● Problem details
I would like every entry below written out exactly.

Interface dataset entries:
□ □ □ □
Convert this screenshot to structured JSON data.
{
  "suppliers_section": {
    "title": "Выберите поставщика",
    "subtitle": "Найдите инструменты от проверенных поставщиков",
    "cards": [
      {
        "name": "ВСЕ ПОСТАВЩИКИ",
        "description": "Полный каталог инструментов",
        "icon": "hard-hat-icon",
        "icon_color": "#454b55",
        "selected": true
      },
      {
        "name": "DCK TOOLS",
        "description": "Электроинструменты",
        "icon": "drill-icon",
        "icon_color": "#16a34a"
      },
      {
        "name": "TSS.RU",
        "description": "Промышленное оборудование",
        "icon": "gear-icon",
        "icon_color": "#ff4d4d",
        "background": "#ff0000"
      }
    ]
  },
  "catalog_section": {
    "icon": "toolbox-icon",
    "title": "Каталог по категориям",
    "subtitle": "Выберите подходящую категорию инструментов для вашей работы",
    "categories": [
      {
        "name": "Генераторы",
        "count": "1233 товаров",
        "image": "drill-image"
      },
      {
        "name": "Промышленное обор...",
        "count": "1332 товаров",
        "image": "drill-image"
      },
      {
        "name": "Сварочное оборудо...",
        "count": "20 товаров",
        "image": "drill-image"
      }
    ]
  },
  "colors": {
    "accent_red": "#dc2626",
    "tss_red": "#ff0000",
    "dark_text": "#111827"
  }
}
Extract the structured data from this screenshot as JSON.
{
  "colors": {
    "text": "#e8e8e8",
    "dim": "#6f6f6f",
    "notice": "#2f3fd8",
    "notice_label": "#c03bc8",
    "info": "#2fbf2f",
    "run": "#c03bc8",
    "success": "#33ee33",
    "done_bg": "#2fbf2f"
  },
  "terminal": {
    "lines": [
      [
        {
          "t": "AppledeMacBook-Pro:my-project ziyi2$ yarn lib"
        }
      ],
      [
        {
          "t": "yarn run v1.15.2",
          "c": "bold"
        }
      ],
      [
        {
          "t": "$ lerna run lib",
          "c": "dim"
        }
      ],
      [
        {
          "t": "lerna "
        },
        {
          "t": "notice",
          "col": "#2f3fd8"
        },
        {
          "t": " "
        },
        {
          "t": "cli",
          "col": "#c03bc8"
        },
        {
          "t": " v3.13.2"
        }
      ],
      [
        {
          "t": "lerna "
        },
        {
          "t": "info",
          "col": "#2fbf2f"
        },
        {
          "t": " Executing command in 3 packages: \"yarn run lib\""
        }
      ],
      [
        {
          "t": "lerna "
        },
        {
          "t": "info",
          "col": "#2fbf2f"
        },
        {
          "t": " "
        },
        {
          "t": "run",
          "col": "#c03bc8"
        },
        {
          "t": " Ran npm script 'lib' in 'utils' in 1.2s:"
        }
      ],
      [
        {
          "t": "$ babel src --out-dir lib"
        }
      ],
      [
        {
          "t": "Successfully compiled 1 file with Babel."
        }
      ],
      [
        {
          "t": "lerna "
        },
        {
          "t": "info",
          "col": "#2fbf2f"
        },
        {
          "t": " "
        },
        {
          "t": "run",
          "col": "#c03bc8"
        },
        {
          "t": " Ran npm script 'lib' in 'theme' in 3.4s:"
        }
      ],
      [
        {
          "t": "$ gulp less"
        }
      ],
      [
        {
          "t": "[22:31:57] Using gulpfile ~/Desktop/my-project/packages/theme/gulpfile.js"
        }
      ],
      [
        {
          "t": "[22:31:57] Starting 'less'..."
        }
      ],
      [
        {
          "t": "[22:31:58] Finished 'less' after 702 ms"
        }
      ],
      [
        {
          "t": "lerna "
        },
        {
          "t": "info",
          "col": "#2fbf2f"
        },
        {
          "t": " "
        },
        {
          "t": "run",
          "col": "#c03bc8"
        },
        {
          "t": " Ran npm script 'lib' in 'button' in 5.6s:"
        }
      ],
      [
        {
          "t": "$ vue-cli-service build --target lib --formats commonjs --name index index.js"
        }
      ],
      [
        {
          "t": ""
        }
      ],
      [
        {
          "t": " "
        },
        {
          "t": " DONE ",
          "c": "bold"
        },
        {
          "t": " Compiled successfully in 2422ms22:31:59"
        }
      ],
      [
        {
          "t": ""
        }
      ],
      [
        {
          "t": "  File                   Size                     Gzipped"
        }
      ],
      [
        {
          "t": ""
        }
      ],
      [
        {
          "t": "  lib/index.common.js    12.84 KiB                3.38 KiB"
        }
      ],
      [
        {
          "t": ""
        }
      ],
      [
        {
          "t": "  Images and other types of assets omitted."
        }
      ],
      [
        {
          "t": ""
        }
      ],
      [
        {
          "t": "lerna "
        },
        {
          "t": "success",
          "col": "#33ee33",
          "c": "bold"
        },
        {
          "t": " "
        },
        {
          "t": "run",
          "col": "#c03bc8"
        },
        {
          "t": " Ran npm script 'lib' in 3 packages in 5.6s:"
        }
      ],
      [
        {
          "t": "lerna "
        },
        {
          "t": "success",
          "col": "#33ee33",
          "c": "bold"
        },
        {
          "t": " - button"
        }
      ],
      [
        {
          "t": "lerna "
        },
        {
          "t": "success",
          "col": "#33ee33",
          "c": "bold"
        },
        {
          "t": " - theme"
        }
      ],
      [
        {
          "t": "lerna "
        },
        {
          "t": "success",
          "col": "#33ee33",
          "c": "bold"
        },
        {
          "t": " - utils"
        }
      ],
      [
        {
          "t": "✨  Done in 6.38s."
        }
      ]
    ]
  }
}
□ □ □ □
● Response below
Convert this screenshot to structured JSON data.
{
  "suppliers_section": {
    "title": "Выберите поставщика",
    "subtitle": "Найдите инструменты от проверенных поставщиков",
    "cards": [
      {
        "name": "ВСЕ ПОСТАВЩИКИ",
        "description": "Полный каталог инструментов",
        "icon": "hard-hat-icon",
        "icon_color": "#454b55",
        "selected": true
      },
      {
        "name": "DCK TOOLS",
        "description": "Электроинструменты",
        "icon": "drill-icon",
        "icon_color": "#16a34a"
      },
      {
        "name": "TSS.RU",
        "description": "Промышленное оборудование",
        "icon": "gear-icon",
        "icon_color": "#ff4d4d",
        "background": "#ff0000"
      }
    ]
  },
  "catalog_section": {
    "icon": "toolbox-icon",
    "title": "Каталог по категориям",
    "subtitle": "Выберите подходящую категорию инструментов для вашей работы",
    "categories": [
      {
        "name": "Генераторы",
        "count": "1233 товаров",
        "image": "drill-image"
      },
      {
        "name": "Промышленное обор...",
        "count": "1332 товаров",
        "image": "drill-image"
      },
      {
        "name": "Сварочное оборудо...",
        "count": "20 товаров",
        "image": "drill-image"
      }
    ]
  },
  "colors": {
    "accent_red": "#dc2626",
    "tss_red": "#ff0000",
    "dark_text": "#111827"
  }
}
Extract the structured data from this screenshot as JSON.
{
  "colors": {
    "text": "#e8e8e8",
    "dim": "#6f6f6f",
    "notice": "#2f3fd8",
    "notice_label": "#c03bc8",
    "info": "#2fbf2f",
    "run": "#c03bc8",
    "success": "#33ee33",
    "done_bg": "#2fbf2f"
  },
  "terminal": {
    "lines": [
      [
        {
          "t": "AppledeMacBook-Pro:my-project ziyi2$ yarn lib"
        }
      ],
      [
        {
          "t": "yarn run v1.15.2",
          "c": "bold"
        }
      ],
      [
        {
          "t": "$ lerna run lib",
          "c": "dim"
        }
      ],
      [
        {
          "t": "lerna "
        },
        {
          "t": "notice",
          "col": "#2f3fd8"
        },
        {
          "t": " "
        },
        {
          "t": "cli",
          "col": "#c03bc8"
        },
        {
          "t": " v3.13.2"
        }
      ],
      [
        {
          "t": "lerna "
        },
        {
          "t": "info",
          "col": "#2fbf2f"
        },
        {
          "t": " Executing command in 3 packages: \"yarn run lib\""
        }
      ],
      [
        {
          "t": "lerna "
        },
        {
          "t": "info",
          "col": "#2fbf2f"
        },
        {
          "t": " "
        },
        {
          "t": "run",
          "col": "#c03bc8"
        },
        {
          "t": " Ran npm script 'lib' in 'utils' in 1.2s:"
        }
      ],
      [
        {
          "t": "$ babel src --out-dir lib"
        }
      ],
      [
        {
          "t": "Successfully compiled 1 file with Babel."
        }
      ],
      [
        {
          "t": "lerna "
        },
        {
          "t": "info",
          "col": "#2fbf2f"
        },
        {
          "t": " "
        },
        {
          "t": "run",
          "col": "#c03bc8"
        },
        {
          "t": " Ran npm script 'lib' in 'theme' in 3.4s:"
        }
      ],
      [
        {
          "t": "$ gulp less"
        }
      ],
      [
        {
          "t": "[22:31:57] Using gulpfile ~/Desktop/my-project/packages/theme/gulpfile.js"
        }
      ],
      [
        {
          "t": "[22:31:57] Starting 'less'..."
        }
      ],
      [
        {
          "t": "[22:31:58] Finished 'less' after 702 ms"
        }
      ],
      [
        {
          "t": "lerna "
        },
        {
          "t": "info",
          "col": "#2fbf2f"
        },
        {
          "t": " "
        },
        {
          "t": "run",
          "col": "#c03bc8"
        },
        {
          "t": " Ran npm script 'lib' in 'button' in 5.6s:"
        }
      ],
      [
        {
          "t": "$ vue-cli-service build --target lib --formats commonjs --name index index.js"
        }
      ],
      [
        {
          "t": ""
        }
      ],
      [
        {
          "t": " "
        },
        {
          "t": " DONE ",
          "c": "bold"
        },
        {
          "t": " Compiled successfully in 2422ms22:31:59"
        }
      ],
      [
        {
          "t": ""
        }
      ],
      [
        {
          "t": "  File                   Size                     Gzipped"
        }
      ],
      [
        {
          "t": ""
        }
      ],
      [
        {
          "t": "  lib/index.common.js    12.84 KiB                3.38 KiB"
        }
      ],
      [
        {
          "t": ""
        }
      ],
      [
        {
          "t": "  Images and other types of assets omitted."
        }
      ],
      [
        {
          "t": ""
        }
      ],
      [
        {
          "t": "lerna "
        },
        {
          "t": "success",
          "col": "#33ee33",
          "c": "bold"
        },
        {
          "t": " "
        },
        {
          "t": "run",
          "col": "#c03bc8"
        },
        {
          "t": " Ran npm script 'lib' in 3 packages in 5.6s:"
        }
      ],
      [
        {
          "t": "lerna "
        },
        {
          "t": "success",
          "col": "#33ee33",
          "c": "bold"
        },
        {
          "t": " - button"
        }
      ],
      [
        {
          "t": "lerna "
        },
        {
          "t": "success",
          "col": "#33ee33",
          "c": "bold"
        },
        {
          "t": " - theme"
        }
      ],
      [
        {
          "t": "lerna "
        },
        {
          "t": "success",
          "col": "#33ee33",
          "c": "bold"
        },
        {
          "t": " - utils"
        }
      ],
      [
        {
          "t": "✨  Done in 6.38s."
        }
      ]
    ]
  }
}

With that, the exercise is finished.